We can now answer another difficult question. Can something true be Kefirah? According to the Rambam, the answer if of course not. How can true knowledge keep one away from Hashem in the next world. To the contrary – it would deepen his relationship to Hashem. According to the Raavad though, the knowledge may be true, but it can be a terrible sin to think and believe such a thing. Take for example Hirhurim - no not that kind, the dirty kind. The type that pop into your head when you repeat the name “Jessica Alba”. [Halachic warning! For those of you who've seen here – especially in person – it's completely assur to repeat her name.] (To dark blue shaitel, of course you're more gorgeous than her, but you're even more tzanua than Sarah Emeinu so I had to use another example.) Hirhurim can be true, but they still can assur to think about. A person may have true desires, but thinking about them can be a terrible aveira.

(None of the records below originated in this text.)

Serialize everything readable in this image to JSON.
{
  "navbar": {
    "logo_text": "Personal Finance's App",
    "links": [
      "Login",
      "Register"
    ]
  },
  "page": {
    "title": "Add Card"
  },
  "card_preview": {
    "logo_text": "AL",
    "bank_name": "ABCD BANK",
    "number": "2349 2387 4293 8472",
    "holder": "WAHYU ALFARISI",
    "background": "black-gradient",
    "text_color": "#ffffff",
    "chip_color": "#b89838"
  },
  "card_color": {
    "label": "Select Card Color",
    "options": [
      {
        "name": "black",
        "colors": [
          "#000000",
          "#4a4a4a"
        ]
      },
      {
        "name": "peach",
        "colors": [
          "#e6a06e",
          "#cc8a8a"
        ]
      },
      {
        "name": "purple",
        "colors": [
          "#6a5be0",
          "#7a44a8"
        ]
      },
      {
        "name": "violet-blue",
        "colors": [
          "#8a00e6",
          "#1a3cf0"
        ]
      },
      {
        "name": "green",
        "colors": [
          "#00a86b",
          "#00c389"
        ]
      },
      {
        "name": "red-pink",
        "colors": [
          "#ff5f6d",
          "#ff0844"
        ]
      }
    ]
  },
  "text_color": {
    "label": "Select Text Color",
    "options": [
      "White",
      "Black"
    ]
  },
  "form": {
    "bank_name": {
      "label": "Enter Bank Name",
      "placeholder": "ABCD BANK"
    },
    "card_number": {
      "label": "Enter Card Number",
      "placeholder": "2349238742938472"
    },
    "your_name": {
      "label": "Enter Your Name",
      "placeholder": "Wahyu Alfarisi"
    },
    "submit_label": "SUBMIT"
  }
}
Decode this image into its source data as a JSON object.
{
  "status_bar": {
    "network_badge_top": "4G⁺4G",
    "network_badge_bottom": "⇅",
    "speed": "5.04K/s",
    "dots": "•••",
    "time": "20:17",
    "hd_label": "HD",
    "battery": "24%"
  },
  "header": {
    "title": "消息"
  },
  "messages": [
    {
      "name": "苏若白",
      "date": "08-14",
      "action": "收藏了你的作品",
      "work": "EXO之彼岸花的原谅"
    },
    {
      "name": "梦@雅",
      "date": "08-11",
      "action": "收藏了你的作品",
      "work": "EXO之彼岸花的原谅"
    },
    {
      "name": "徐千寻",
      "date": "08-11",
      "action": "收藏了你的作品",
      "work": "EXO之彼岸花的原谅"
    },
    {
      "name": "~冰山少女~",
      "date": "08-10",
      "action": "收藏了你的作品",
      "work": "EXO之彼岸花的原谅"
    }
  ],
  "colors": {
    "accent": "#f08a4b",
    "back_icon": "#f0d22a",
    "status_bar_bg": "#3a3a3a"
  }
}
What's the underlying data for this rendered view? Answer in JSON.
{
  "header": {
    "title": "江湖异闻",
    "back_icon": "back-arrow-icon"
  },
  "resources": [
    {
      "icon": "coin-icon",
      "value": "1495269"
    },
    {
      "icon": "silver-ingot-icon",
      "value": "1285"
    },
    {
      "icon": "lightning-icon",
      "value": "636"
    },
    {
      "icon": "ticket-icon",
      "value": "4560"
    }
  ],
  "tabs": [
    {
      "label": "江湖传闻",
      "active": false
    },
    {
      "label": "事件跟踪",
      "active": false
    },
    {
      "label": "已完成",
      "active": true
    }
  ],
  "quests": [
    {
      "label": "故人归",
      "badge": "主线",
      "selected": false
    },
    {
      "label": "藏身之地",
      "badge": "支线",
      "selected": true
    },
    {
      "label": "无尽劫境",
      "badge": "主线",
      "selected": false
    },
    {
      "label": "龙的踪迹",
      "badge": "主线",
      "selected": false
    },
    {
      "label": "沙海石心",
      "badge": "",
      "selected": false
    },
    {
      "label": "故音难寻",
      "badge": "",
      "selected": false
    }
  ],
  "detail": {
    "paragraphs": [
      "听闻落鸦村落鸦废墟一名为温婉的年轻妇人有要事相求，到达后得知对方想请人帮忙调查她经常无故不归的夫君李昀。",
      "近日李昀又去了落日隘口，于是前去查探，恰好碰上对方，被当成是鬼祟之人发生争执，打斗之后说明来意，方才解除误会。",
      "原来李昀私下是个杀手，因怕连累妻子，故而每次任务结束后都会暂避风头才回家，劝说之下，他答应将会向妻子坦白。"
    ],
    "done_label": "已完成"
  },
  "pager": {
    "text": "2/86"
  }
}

For who think that this pshat is a bit far-fetched, you should know that of all the words Rav Elyashiv used to describe Rabbi Slifkin's books, he never called them Sheker. How could he? The evidence is overwhelmingly in their favor. He may not believe it, but he never went so far as to say that they are Sheker. He rather said that “they can say such things, but we can't.” In other words, the Rambam may very well have been right to say that Chazal made scientific errors. However, for us to say such a things would be such a terrible sin that it falls under the category of Kefirah.
It seems to me that the best policy is to be machmir according to both Shitos. With things that fall under the Ramabm's definition of Kefirah, such a belief in a physical G-d, you should be machmir to treat the inadvertent heresy as real heresy. However, with true statements that current Godolim think are bad for people to think about, you shouldn't be maikel like the Rambam and believe in them, but rather be machmir like the Raavad and include them in the category of Kefirah. However, to treat a Raavad low-level kefirah statement as a Rambam high-level kefirah statement is to undermine the whole basis of the machlokes, which means that you aren't paskening like either one of them.
Of course many people like to choose one side of each machlokes, the same way as they only root for one side during a ballgame. In that case, the next time someone asks how could you say such kefiradikah thing such as “Chazal didn't fully transmit the truth about the 6 days”, tell them “I'm machmir – like the Rambam. Only those who are crazy maikel like the Raavad and are willing to accept sevaros that Rav Chaim Soloveitchik rejected as absurd would be bothered by such a problem. If you want to be maikel fine, but please don't prevent me from being machmir in this most important area."